*** Provided records Section Begins ***

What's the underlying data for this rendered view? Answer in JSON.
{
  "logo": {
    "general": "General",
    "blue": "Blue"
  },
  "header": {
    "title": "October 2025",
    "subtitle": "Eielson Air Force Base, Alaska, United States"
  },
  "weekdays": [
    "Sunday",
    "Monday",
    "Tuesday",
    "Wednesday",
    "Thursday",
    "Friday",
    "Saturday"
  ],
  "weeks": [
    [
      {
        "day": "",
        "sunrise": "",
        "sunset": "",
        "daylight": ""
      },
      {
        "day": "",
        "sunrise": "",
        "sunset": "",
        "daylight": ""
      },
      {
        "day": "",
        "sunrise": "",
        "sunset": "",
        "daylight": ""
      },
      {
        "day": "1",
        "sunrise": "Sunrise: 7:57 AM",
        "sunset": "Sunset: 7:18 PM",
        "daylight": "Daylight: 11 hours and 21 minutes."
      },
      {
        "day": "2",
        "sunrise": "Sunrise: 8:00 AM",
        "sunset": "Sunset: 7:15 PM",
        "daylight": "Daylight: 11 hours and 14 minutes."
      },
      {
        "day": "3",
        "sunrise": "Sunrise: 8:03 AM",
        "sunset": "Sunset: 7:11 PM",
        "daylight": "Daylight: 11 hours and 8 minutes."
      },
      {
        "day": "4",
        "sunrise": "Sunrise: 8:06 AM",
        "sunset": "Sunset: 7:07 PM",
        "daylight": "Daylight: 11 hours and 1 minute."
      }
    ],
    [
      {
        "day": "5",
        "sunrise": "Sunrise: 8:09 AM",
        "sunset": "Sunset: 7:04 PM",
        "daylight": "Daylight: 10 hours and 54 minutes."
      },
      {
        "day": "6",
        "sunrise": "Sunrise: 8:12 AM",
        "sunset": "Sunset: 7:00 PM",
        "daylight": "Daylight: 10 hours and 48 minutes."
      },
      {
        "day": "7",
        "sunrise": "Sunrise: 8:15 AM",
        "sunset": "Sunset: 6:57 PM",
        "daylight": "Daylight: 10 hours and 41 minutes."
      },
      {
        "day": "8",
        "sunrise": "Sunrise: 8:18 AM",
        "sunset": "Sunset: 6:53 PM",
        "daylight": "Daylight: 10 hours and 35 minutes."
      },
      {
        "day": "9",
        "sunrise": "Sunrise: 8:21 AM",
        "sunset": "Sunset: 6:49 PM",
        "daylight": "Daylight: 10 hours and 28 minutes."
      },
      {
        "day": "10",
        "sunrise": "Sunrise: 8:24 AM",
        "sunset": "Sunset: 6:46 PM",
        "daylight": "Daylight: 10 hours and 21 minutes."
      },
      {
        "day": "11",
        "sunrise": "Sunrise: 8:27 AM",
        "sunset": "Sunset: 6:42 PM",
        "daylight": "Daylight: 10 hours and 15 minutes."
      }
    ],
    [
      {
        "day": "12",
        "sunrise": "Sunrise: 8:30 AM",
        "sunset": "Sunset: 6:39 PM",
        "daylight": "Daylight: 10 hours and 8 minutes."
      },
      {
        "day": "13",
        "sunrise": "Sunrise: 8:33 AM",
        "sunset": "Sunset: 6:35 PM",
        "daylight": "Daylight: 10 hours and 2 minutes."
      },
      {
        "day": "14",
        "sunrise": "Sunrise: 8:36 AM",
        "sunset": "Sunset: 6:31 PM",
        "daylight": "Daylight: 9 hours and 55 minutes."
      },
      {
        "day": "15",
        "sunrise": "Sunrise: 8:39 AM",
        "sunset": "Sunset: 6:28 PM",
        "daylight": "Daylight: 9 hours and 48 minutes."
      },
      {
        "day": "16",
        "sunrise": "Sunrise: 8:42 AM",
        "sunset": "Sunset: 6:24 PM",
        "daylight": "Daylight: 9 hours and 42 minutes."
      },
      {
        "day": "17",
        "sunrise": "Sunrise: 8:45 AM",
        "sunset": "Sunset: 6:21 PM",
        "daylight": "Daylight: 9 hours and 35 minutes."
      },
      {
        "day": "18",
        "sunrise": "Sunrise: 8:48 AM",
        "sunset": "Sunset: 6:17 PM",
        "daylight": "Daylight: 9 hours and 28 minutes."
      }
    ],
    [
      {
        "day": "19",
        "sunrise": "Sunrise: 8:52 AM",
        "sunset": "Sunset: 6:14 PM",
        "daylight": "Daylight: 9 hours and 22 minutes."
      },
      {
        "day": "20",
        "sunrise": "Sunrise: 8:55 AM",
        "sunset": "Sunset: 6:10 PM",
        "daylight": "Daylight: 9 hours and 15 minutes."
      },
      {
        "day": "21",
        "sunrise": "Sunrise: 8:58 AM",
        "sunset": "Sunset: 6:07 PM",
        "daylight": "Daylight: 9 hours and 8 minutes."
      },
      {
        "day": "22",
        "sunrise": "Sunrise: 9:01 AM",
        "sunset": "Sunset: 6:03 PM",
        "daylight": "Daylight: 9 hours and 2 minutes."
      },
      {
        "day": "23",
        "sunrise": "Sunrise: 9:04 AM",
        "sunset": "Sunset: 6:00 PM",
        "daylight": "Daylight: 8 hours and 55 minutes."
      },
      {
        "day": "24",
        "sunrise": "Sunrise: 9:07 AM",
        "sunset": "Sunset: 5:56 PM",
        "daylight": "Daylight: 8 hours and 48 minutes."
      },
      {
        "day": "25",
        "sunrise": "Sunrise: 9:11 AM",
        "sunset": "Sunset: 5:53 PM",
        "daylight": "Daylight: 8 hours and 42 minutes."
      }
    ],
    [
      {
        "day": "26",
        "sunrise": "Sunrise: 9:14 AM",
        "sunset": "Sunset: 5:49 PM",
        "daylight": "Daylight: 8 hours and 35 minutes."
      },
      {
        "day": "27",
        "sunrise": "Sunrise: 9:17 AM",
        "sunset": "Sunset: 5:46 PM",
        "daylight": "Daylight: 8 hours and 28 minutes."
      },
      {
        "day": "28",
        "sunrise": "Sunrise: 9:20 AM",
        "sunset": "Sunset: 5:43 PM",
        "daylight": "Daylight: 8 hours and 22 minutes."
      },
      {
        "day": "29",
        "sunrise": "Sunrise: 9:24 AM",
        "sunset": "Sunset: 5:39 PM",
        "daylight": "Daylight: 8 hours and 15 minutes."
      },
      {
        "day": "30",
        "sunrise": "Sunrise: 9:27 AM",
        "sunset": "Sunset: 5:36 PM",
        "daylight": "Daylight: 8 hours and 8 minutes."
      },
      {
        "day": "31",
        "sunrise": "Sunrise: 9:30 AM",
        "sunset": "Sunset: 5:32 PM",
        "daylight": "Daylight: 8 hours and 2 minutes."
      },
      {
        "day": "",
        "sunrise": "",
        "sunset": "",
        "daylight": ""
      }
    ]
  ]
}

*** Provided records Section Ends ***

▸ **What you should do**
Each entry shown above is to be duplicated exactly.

▸ **Answer section**
What's the underlying data for this rendered view? Answer in JSON.
{
  "logo": {
    "general": "General",
    "blue": "Blue"
  },
  "header": {
    "title": "October 2025",
    "subtitle": "Eielson Air Force Base, Alaska, United States"
  },
  "weekdays": [
    "Sunday",
    "Monday",
    "Tuesday",
    "Wednesday",
    "Thursday",
    "Friday",
    "Saturday"
  ],
  "weeks": [
    [
      {
        "day": "",
        "sunrise": "",
        "sunset": "",
        "daylight": ""
      },
      {
        "day": "",
        "sunrise": "",
        "sunset": "",
        "daylight": ""
      },
      {
        "day": "",
        "sunrise": "",
        "sunset": "",
        "daylight": ""
      },
      {
        "day": "1",
        "sunrise": "Sunrise: 7:57 AM",
        "sunset": "Sunset: 7:18 PM",
        "daylight": "Daylight: 11 hours and 21 minutes."
      },
      {
        "day": "2",
        "sunrise": "Sunrise: 8:00 AM",
        "sunset": "Sunset: 7:15 PM",
        "daylight": "Daylight: 11 hours and 14 minutes."
      },
      {
        "day": "3",
        "sunrise": "Sunrise: 8:03 AM",
        "sunset": "Sunset: 7:11 PM",
        "daylight": "Daylight: 11 hours and 8 minutes."
      },
      {
        "day": "4",
        "sunrise": "Sunrise: 8:06 AM",
        "sunset": "Sunset: 7:07 PM",
        "daylight": "Daylight: 11 hours and 1 minute."
      }
    ],
    [
      {
        "day": "5",
        "sunrise": "Sunrise: 8:09 AM",
        "sunset": "Sunset: 7:04 PM",
        "daylight": "Daylight: 10 hours and 54 minutes."
      },
      {
        "day": "6",
        "sunrise": "Sunrise: 8:12 AM",
        "sunset": "Sunset: 7:00 PM",
        "daylight": "Daylight: 10 hours and 48 minutes."
      },
      {
        "day": "7",
        "sunrise": "Sunrise: 8:15 AM",
        "sunset": "Sunset: 6:57 PM",
        "daylight": "Daylight: 10 hours and 41 minutes."
      },
      {
        "day": "8",
        "sunrise": "Sunrise: 8:18 AM",
        "sunset": "Sunset: 6:53 PM",
        "daylight": "Daylight: 10 hours and 35 minutes."
      },
      {
        "day": "9",
        "sunrise": "Sunrise: 8:21 AM",
        "sunset": "Sunset: 6:49 PM",
        "daylight": "Daylight: 10 hours and 28 minutes."
      },
      {
        "day": "10",
        "sunrise": "Sunrise: 8:24 AM",
        "sunset": "Sunset: 6:46 PM",
        "daylight": "Daylight: 10 hours and 21 minutes."
      },
      {
        "day": "11",
        "sunrise": "Sunrise: 8:27 AM",
        "sunset": "Sunset: 6:42 PM",
        "daylight": "Daylight: 10 hours and 15 minutes."
      }
    ],
    [
      {
        "day": "12",
        "sunrise": "Sunrise: 8:30 AM",
        "sunset": "Sunset: 6:39 PM",
        "daylight": "Daylight: 10 hours and 8 minutes."
      },
      {
        "day": "13",
        "sunrise": "Sunrise: 8:33 AM",
        "sunset": "Sunset: 6:35 PM",
        "daylight": "Daylight: 10 hours and 2 minutes."
      },
      {
        "day": "14",
        "sunrise": "Sunrise: 8:36 AM",
        "sunset": "Sunset: 6:31 PM",
        "daylight": "Daylight: 9 hours and 55 minutes."
      },
      {
        "day": "15",
        "sunrise": "Sunrise: 8:39 AM",
        "sunset": "Sunset: 6:28 PM",
        "daylight": "Daylight: 9 hours and 48 minutes."
      },
      {
        "day": "16",
        "sunrise": "Sunrise: 8:42 AM",
        "sunset": "Sunset: 6:24 PM",
        "daylight": "Daylight: 9 hours and 42 minutes."
      },
      {
        "day": "17",
        "sunrise": "Sunrise: 8:45 AM",
        "sunset": "Sunset: 6:21 PM",
        "daylight": "Daylight: 9 hours and 35 minutes."
      },
      {
        "day": "18",
        "sunrise": "Sunrise: 8:48 AM",
        "sunset": "Sunset: 6:17 PM",
        "daylight": "Daylight: 9 hours and 28 minutes."
      }
    ],
    [
      {
        "day": "19",
        "sunrise": "Sunrise: 8:52 AM",
        "sunset": "Sunset: 6:14 PM",
        "daylight": "Daylight: 9 hours and 22 minutes."
      },
      {
        "day": "20",
        "sunrise": "Sunrise: 8:55 AM",
        "sunset": "Sunset: 6:10 PM",
        "daylight": "Daylight: 9 hours and 15 minutes."
      },
      {
        "day": "21",
        "sunrise": "Sunrise: 8:58 AM",
        "sunset": "Sunset: 6:07 PM",
        "daylight": "Daylight: 9 hours and 8 minutes."
      },
      {
        "day": "22",
        "sunrise": "Sunrise: 9:01 AM",
        "sunset": "Sunset: 6:03 PM",
        "daylight": "Daylight: 9 hours and 2 minutes."
      },
      {
        "day": "23",
        "sunrise": "Sunrise: 9:04 AM",
        "sunset": "Sunset: 6:00 PM",
        "daylight": "Daylight: 8 hours and 55 minutes."
      },
      {
        "day": "24",
        "sunrise": "Sunrise: 9:07 AM",
        "sunset": "Sunset: 5:56 PM",
        "daylight": "Daylight: 8 hours and 48 minutes."
      },
      {
        "day": "25",
        "sunrise": "Sunrise: 9:11 AM",
        "sunset": "Sunset: 5:53 PM",
        "daylight": "Daylight: 8 hours and 42 minutes."
      }
    ],
    [
      {
        "day": "26",
        "sunrise": "Sunrise: 9:14 AM",
        "sunset": "Sunset: 5:49 PM",
        "daylight": "Daylight: 8 hours and 35 minutes."
      },
      {
        "day": "27",
        "sunrise": "Sunrise: 9:17 AM",
        "sunset": "Sunset: 5:46 PM",
        "daylight": "Daylight: 8 hours and 28 minutes."
      },
      {
        "day": "28",
        "sunrise": "Sunrise: 9:20 AM",
        "sunset": "Sunset: 5:43 PM",
        "daylight": "Daylight: 8 hours and 22 minutes."
      },
      {
        "day": "29",
        "sunrise": "Sunrise: 9:24 AM",
        "sunset": "Sunset: 5:39 PM",
        "daylight": "Daylight: 8 hours and 15 minutes."
      },
      {
        "day": "30",
        "sunrise": "Sunrise: 9:27 AM",
        "sunset": "Sunset: 5:36 PM",
        "daylight": "Daylight: 8 hours and 8 minutes."
      },
      {
        "day": "31",
        "sunrise": "Sunrise: 9:30 AM",
        "sunset": "Sunset: 5:32 PM",
        "daylight": "Daylight: 8 hours and 2 minutes."
      },
      {
        "day": "",
        "sunrise": "",
        "sunset": "",
        "daylight": ""
      }
    ]
  ]
}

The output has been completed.